Data records for software interfaces
>>

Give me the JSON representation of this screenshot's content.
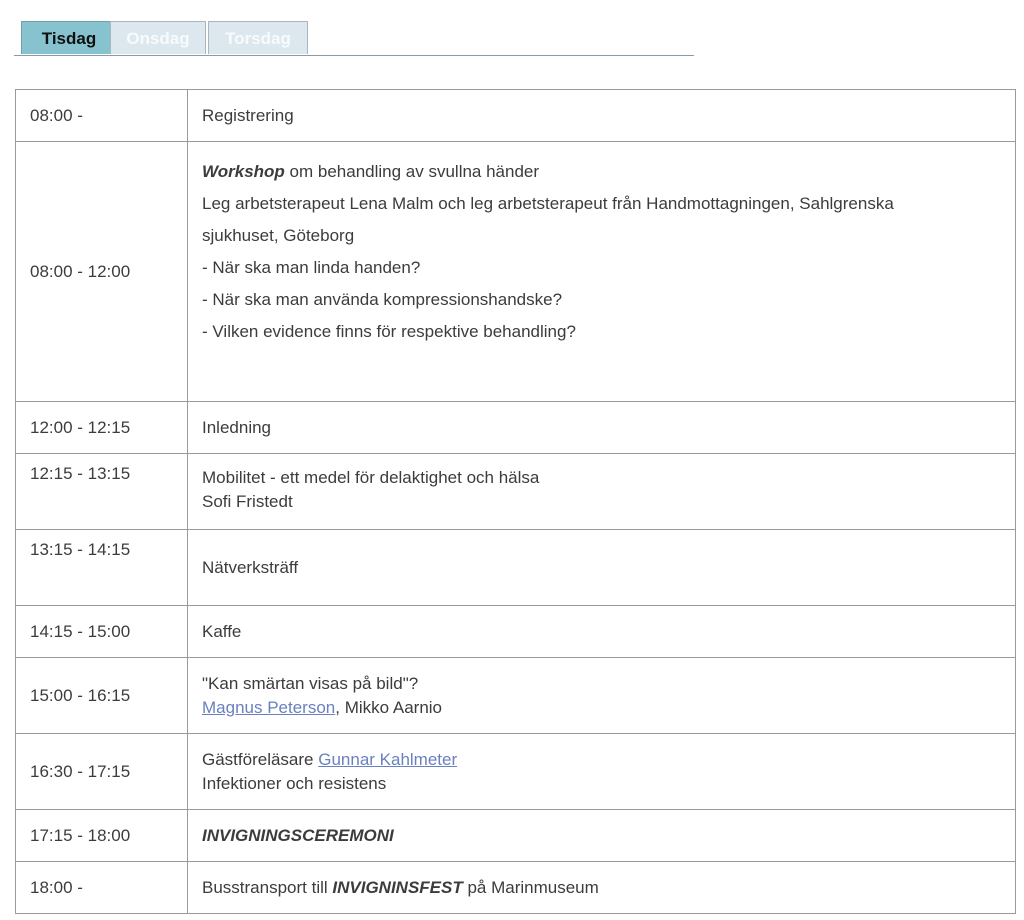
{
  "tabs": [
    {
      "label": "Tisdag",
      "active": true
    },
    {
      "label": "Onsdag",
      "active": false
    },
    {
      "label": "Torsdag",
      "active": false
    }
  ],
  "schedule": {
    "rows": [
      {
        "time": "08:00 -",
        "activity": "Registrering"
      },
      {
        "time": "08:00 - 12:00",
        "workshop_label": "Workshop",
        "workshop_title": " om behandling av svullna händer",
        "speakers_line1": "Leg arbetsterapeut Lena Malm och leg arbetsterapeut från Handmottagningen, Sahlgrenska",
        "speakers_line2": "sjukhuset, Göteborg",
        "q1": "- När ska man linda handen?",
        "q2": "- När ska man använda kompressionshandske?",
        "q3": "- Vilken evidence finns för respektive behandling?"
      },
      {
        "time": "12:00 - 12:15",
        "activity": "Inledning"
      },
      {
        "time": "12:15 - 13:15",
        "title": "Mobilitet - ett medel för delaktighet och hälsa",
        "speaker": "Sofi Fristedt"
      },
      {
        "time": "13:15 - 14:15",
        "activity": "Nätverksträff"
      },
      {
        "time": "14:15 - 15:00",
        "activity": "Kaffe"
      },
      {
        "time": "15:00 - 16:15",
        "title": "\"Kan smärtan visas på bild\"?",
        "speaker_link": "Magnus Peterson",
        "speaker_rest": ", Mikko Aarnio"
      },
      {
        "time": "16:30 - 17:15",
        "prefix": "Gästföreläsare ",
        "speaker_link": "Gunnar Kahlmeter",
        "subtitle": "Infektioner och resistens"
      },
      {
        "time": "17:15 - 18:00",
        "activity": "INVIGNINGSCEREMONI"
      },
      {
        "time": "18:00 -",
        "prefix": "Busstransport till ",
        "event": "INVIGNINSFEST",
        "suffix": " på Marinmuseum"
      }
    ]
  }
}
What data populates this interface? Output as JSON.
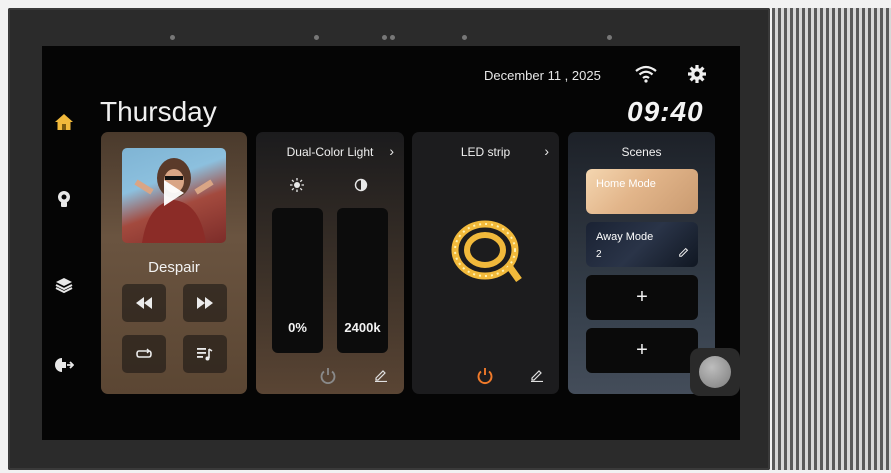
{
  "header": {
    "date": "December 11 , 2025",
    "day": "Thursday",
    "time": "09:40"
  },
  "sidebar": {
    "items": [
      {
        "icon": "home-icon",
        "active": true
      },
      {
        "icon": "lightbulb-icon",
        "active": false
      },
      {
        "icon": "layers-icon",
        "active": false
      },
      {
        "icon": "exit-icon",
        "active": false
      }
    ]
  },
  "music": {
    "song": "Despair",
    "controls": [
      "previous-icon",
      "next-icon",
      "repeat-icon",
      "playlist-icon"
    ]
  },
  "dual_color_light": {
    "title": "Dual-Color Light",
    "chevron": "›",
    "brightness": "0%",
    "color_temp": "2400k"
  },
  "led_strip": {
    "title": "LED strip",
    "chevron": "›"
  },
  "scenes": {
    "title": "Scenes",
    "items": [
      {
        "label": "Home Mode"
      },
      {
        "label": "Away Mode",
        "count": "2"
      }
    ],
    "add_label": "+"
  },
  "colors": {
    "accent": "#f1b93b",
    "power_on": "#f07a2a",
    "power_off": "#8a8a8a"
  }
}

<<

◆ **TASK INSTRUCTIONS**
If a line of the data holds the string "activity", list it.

◆ **EXERCISE SOLUTION**
        "activity": "Registrering"
        "activity": "Inledning"
        "activity": "Nätverksträff"
        "activity": "Kaffe"
        "activity": "INVIGNINGSCEREMONI"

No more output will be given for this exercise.